We’re rolling along past long rows of pickups and people walking around with shotguns. The pops of skeet shooters had caught my attention a mile or so back. When I realized it wasn’t my bike making the noise I returned to the task of struggling up hills. Moments later Brad pulls alongside and hollers something about “..rear.. on.. fire..” between the pop-pop of shotguns across the road. Even though I wasn’t quite sure what he said, I instinctively pulled in the clutch lever. The Bimmer immediately slowed as though… as though the brakes were on!

Now I’m beginning to realize what Brad was hollering about. I get parked on the non-existant shoulder, hop off and run around the back of the bike. The acrid smell of brake pad material is now heavily apparant.
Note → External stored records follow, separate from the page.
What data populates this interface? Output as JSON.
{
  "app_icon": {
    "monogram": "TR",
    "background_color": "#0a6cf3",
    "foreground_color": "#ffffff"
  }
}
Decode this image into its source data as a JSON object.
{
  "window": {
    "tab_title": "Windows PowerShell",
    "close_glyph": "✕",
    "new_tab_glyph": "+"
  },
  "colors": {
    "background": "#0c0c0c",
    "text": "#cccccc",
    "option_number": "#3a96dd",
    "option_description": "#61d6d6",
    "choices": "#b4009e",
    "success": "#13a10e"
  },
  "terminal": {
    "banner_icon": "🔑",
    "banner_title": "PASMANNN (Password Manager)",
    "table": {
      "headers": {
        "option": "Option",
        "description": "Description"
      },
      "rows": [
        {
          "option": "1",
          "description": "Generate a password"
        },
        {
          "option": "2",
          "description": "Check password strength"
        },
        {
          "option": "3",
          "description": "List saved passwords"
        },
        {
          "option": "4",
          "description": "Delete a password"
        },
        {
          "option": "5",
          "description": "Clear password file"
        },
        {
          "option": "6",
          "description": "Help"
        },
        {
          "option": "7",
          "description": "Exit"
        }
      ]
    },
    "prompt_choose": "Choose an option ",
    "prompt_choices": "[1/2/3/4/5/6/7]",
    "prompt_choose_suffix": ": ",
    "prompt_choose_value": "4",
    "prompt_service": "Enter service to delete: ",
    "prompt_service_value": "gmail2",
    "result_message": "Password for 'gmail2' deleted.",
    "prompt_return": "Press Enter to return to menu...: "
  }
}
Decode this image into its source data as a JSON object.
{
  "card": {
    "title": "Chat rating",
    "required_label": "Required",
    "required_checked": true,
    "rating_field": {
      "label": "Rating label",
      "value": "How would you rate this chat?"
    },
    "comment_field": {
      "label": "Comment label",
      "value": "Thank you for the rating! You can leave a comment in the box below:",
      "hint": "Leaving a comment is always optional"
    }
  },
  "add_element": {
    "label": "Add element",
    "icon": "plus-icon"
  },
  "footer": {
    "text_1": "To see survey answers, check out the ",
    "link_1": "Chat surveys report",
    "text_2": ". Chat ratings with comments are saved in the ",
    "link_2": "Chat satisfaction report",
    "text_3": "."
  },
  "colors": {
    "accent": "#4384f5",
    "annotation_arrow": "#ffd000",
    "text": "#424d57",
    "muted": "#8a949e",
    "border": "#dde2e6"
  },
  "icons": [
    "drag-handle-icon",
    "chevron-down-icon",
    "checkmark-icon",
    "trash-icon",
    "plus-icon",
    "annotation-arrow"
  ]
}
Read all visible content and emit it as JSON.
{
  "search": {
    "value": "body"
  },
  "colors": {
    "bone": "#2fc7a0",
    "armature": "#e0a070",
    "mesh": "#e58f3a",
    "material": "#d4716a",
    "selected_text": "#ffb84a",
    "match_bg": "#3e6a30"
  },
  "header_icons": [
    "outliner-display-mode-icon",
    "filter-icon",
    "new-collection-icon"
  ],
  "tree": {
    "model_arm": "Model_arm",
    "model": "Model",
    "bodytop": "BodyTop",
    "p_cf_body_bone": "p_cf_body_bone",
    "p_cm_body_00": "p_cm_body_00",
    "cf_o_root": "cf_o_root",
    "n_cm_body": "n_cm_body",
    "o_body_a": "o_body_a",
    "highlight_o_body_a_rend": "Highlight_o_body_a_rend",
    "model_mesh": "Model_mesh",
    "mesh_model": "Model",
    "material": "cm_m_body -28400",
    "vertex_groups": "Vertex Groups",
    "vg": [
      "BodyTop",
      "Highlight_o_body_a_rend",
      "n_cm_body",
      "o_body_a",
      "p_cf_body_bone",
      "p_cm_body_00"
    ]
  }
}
As I look down at the rear brake rotor I realized that Brad really had screamed, “Your rear brake’s on fire!”

I’m not sure, but I think I tried to blow the fire out. Only problem was my helmet was still on. Fortunately I remembered putting a bottle of water in my top box when we headed out that morning. I fumbled with the latch and dug out the precious half-bottle of agua to extinguish my burning bike. Disaster averted!

Turns out the locknut on the rear brake adjustment rod had loosened. I spent the rest of the morning rear-brake-less until we stopped at a local chopper barn (seriously, it was called Chopper Barn) and I bought some brake fluid and bled the rear system. But that’s an entire story in itself!

The next day we toured north toward the Missouri River. For lunch we made a quick stop at a local grocery store in Booneville for some homemade sandwiches. A local park provided the perfect break. Afterwards we followed the Lewis & Clark Trail back toward our HQ.

The rest of the trip was pretty much uneventful. Not one single fire. Other than that bit of excitement, we definitely plan to do it again.

Precious Moments Tour

The 2009 rally will be held May 15-17.

So it’s time to dust off the bike and do a little motorcycle touring. The destination is central Missouri. Porcelain figurines may be involved.

If you prefer to stop reading now I’ll understand.

The official base of operations will be the Tan-Tar-A resort. Between rounds of golf, tourists like us can enjoy everything from a relaxing dip in the pool to parasailing to Burger King. It’s located on state road KK just off US-54 in Osage Beach, MO. They have a helpful page with directions from different cities.

Here are some links I’ve dug up that might prove helpful to wayward travelers (and lost Okies) as they meandor during the….

Up above we have a locator map from the Missouri State Parks & Historic Sites. There seems to be a good deal of festive happenings near the Lake of the Ozarks. Just up the road is the University of Missouri in Columbia. Central Missouri is also home to state capitol (no, it isn’t St. Louis) and other scenic and historic junk.

Routes to and from abound on MotorcycleRoads.US, Dan Kalal, Car and Driver and (of course) Places2ride.com.

Nearby accomodations range from rustic (I’m not even sure what a Yurt is!) to houseboats to cutesy B & Bs. For that resort lifestyle we all crave there’s Tan-Tar-A. The most interesting option is the slew of condo rentals available. Rates vary from moderate to wild.

A possible route.
I played around with Mapquest’s new beta version and managed to string together a route free of toll roads or Interstates. It takes a little coaxing to keep it the route on the skinny lines- but it can be done. Here’s a suggested route from Tulsa to Lake o’ the Ozarks.